On Sept. 10, US President Barack Obama will outline his administration’s plans for fighting the Islamic State (IS). His secretary of defense, Chuck Hagel, was in Ankara Sept. 9 to see what role Turkey could take in this US-led coalition of the willing against the IS militants in Iraq. Although the Turkish side refrained from making any clear public commitment to this coalition, it agreed to be part of it in principle. Turkish Foreign Minister Mevlut Cavusoglu stressed that Turkish officials are worried about a potential backlash that could cost the lives of 49 Turkey’s Mosul consulate hostages held by IS militants since June 11, and also concerned about Kurdistan Workers Party (PKK) members acquiring more weapons.
For President Obama, this is gut-check time on Iraq. He is moving the nation back onto a pitiless battlefield, with a war plan that is long on good intentions and short on clarity about the ultimate mission. It’s a wrenching moment: A president who for several years seemed allergic to U.S. involvement in the Iraqi and Syrian wars is being drawn into this conflict by circumstances that even the skeptics agree require U.S. action.

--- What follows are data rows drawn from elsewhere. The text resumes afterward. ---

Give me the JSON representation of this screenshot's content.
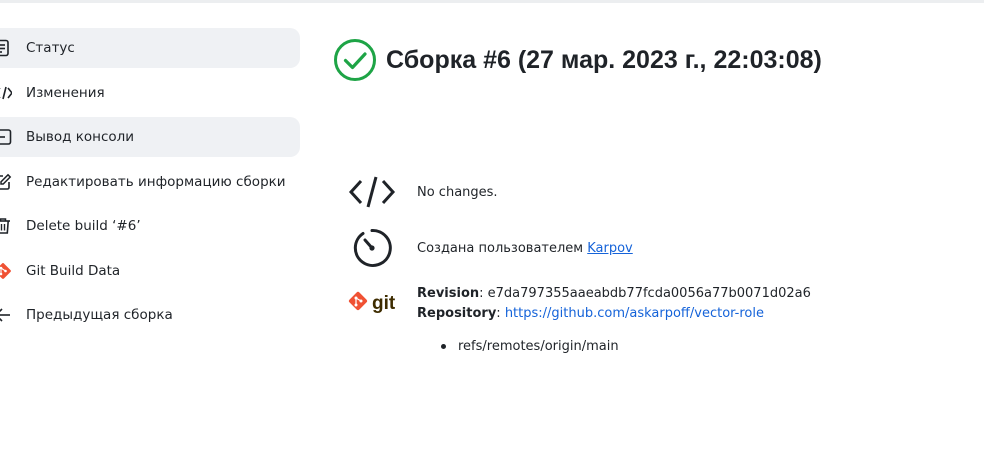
{
  "sidebar": {
    "items": [
      {
        "label": "Статус",
        "icon": "document-icon"
      },
      {
        "label": "Изменения",
        "icon": "code-icon"
      },
      {
        "label": "Вывод консоли",
        "icon": "terminal-icon"
      },
      {
        "label": "Редактировать информацию сборки",
        "icon": "edit-icon"
      },
      {
        "label": "Delete build ‘#6’",
        "icon": "trash-icon"
      },
      {
        "label": "Git Build Data",
        "icon": "git-icon"
      },
      {
        "label": "Предыдущая сборка",
        "icon": "arrow-left-icon"
      }
    ]
  },
  "build": {
    "title": "Сборка #6 (27 мар. 2023 г., 22:03:08)",
    "status_color": "#1ea446"
  },
  "changes": {
    "text": "No changes."
  },
  "cause": {
    "prefix": "Создана пользователем ",
    "user": "Karpov"
  },
  "git": {
    "logo_text": "git",
    "revision_label": "Revision",
    "revision_value": "e7da797355aaeabdb77fcda0056a77b0071d02a6",
    "repository_label": "Repository",
    "repository_url": "https://github.com/askarpoff/vector-role",
    "refs": [
      "refs/remotes/origin/main"
    ]
  }
}
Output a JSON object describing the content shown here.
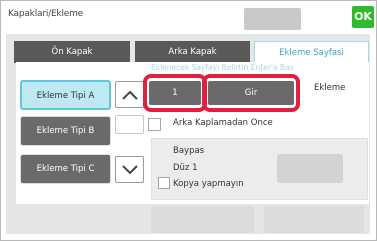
{
  "header": {
    "title": "Kapaklari/Ekleme",
    "ok_label": "OK"
  },
  "tabs": [
    {
      "label": "Ön Kapak",
      "active": false
    },
    {
      "label": "Arka Kapak",
      "active": false
    },
    {
      "label": "Ekleme Sayfasi",
      "active": true
    }
  ],
  "insert_settings": {
    "instruction_label": "Eklenecek Sayfayı Belirtin Enter'a Bas",
    "page_number_value": "1",
    "enter_button_label": "Gir",
    "ekleme_label": "Ekleme",
    "insert_types": [
      {
        "label": "Ekleme Tipi A",
        "selected": true
      },
      {
        "label": "Ekleme Tipi B",
        "selected": false
      },
      {
        "label": "Ekleme Tipi C",
        "selected": false
      }
    ],
    "before_back_cover_label": "Arka Kaplamadan Once",
    "tray_label": "Baypas",
    "paper_type_label": "Düz 1",
    "no_copy_label": "Kopya yapmayın"
  },
  "icons": {
    "scroll_up": "chevron-up-icon",
    "scroll_down": "chevron-down-icon"
  },
  "colors": {
    "ok_green": "#2fba2f",
    "highlight_red": "#e0203d",
    "selected_teal": "#63c5dc",
    "tab_active_text": "#37a5bd"
  }
}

Obama kept his distance despite the deaths of 200,000 Syrians but apparently can’t do so any longer after the beheading of two Americans.
On the eve of U.S. President Barack Obama’s speech outlining the American strategy against ISIS, and after the formation of a new government that was like a “caesarean operation,” Iraq’s new deputy Prime Minister said that ISIS in Iraq could be defeated. “I think they are on the run, on the defensive. And with the increased international support coming … I think they would be defeated, at least here in Iraq. We have every confidence,” Hoshyar Zebari, who was long the Iraqi foreign minister, told CNN’s Christiane Amanpour on Tuesday.
Zebari hailed the formation of a new government – a “big, big challenge” – but some are skeptical whether the leadership is renewed or simply reshuffled. “We all agree that this government has to be different from the previous government – in its leadership, in its faces, in its composition, and its representation.”